The diversity of artwork in La Petite Muerte, goes someway to illustrate these sensibilities, with artists focussing on the wider themes of rituals and belief structures. Artists explored the impact of death upon the individual by incorporating personal and touching memories; artworks attempted preservation and embodied concepts of renewal, absence and loss; all mixed up with equal measures of humour and melancholy, starkness and sensitivity.
Three artworks which explore the journey to the afterlife or the sensations of a near death experience which is sometimes described as a light at the end of the tunnel.
I would like to mention Caro Halford’s art work. I don’t think I have ever seen such a personal artwork in a gallery before. The piece includes a photograph of her father and an image of where some of his ashes were scattered. In the box below, his actual ashes are encased. This to me is a simple but powerfully poignant piece. I wondered where the photograph of the rocks were taken and what it meant to the artist and her father. A very thought-provoking tribute, remarking upon our personal associations with places and memory; how life and death can become mentally and physically connected to the environment.

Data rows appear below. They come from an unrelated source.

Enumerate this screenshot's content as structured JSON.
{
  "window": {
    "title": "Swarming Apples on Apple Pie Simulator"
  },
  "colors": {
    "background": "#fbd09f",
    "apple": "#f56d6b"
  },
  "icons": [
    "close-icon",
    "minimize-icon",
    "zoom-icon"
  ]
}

The curator, Kirsty Harris, had included a small painted panel resting delicately on a ledge, depicting an image of a friend, 8 months pregnant. So as antithesis to death, there comes renewal and new life.
An acrylic reworking upon a Victorian cabinet card by Tom Butler. A calling card, or carte de visite was often left at an address, to say that a particular person had visited. The cabinet card was a larger version of this craze that was popular in the 1860 and 70s. This is a beautiful and delicate artwork and although the face has been obliterated, it has been painted with such care, the act is not a destructive one. This reminds me how through time, the individuality of the person diminishes; they become unexplained, unidentifiable and lost, belonging to no one.
A photograph which illustrates a carnage of body parts, threadbare soft toys, ‘Andy Goldsworthy gerbils’ or a pile of ginger root, by Peter Ainsworth.
Hugh Mendes meticulous transcription from a newspaper, detailing the death of a dear,yet unattractive comrade.
A phone sim card sculpture by Paul Stanley, entitled ‘every text she ever sent to me‘ and cast in a resin block. This paradoxical attempt to arrest time, renders the sim card unusable and is therefore a futile and destructive act, but perhaps a necessary ritual to move forward, or it could be seen as a preservation of love?
La petite Muerte is a visually exciting exhibition, showing a diverse range of contemporary artworks. I wanted to write more and also about every artist, as this review only touches on a fraction of what is there, but my camera Raw plugin tutorial for tomorrow awaits. Go see before it is too late.
All artists exhibiting can be found here, with images and website links.